South Africa’s government last week won a legal challenge permitting it to proceed with reopening schools. The lawsuit had said that schools should remain closed because of the danger of the disease spreading among learners and teachers.
However, in recent days the government has postponed plans for further grades to return to class amid a quickening speed in the rise of confirmed COVID-19 cases. South Africa had 196,750 cases as of Monday, more than 40% of all the cases reported by Africa’s 54 countries. South Africa has recorded 3,199 deaths.
Health Minister Zwelini Mkhize said Monday that the government is considering re-imposing restrictions, especially in Gauteng province, which includes Johannesburg, South Africa’s largest city, because of the country’s rapid rise in cases and hospitalizations.
In Zimbabwe police Monday arrested at least 12 nurses who were protesting against low salaries and lack of adequate personal protective equipment at a time the country’s Covid-19 cases are rising.
Thousands of nurses working in public hospitals stopped reporting for work in mid-June, part of frequent work stoppages by health workers who earn less than $50 a month and allege they are forced to work without adequate protective equipment such as gloves and masks. Police have been deployed to stop protests by nurses and doctors in recent months.
On Monday, dozens of nurses wearing masks and their white and blue uniforms gathered for protests at some of the country’s biggest hospitals in the capital, Harare, and the second-largest city of Bulawayo.
Zimbabwe’s coronavirus cases have been climbing in recent weeks, mostly recorded at centers where people returning to the country mainly from neighboring South Africa are kept in mandatory isolation. The country had recorded about 700 cases of coronavirus infection and 8 deaths by Monday.
Nurses sang and chanted slogans at hospital premises, carrying placards that read “Nurses lives matter,” “We have been reduced to nothing” and “We want our salaries in U.S dollars.”
After some running battles, police arrested some of the nurses and shoved them into a truck at Harare Central Hospital.
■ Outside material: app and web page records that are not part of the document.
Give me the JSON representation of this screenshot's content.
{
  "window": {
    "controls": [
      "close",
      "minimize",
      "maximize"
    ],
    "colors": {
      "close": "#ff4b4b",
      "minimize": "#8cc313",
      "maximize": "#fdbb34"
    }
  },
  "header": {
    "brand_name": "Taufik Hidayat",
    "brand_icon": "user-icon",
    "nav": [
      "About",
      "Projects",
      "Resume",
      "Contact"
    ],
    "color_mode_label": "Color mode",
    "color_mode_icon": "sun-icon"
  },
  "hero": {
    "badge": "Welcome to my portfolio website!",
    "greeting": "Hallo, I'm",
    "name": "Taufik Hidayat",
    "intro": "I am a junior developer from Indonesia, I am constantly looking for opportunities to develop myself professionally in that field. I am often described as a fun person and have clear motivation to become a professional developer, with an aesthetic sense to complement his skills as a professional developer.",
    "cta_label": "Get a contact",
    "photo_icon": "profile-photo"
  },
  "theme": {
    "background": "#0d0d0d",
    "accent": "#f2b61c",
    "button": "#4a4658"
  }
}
Zimbabwe Lawyers for Human Rights, which is Zimbabwe Lawyers for Human Rights, an NGO which is representing the nurses, said “at least’ 12 nurses were arrested and have now been taken to a police station in the poor suburb of Mbare. They have been charged with contravening lockdown rules, the organization said.representing the nurses, said “at least’ 12 nurses were arrested and have now been taken to a police station in the poor suburb of Mbare. They have been charged with contravening lockdown rules, the organization said.
The Zimbabwe Nurses Association described the arrests as the “clearest evidence” of the government’s unwillingness to improve their conditions.
“The attempts to strangle our genuine voices through force is nothing new … however we have lost our earnings through slave wages and so we have nothing more to lose,” said the nurses association in a statement.
Zimbabwe’s health workers, like most government employees, argue that their salaries are being eroded by inflation, now at more than 750%, as the once-prosperous southern African country battles its worst economic crisis in a decade.
The frequent strikes by health workers are a further strain on a weak public health system that was already in the intensive care well before the outbreak of coronavirus.
Families of patients are expected to provide drugs and, in some cases, bring buckets of water as Zimbabwe’s once-envied health care system reflects the southern African nation’s general collapse.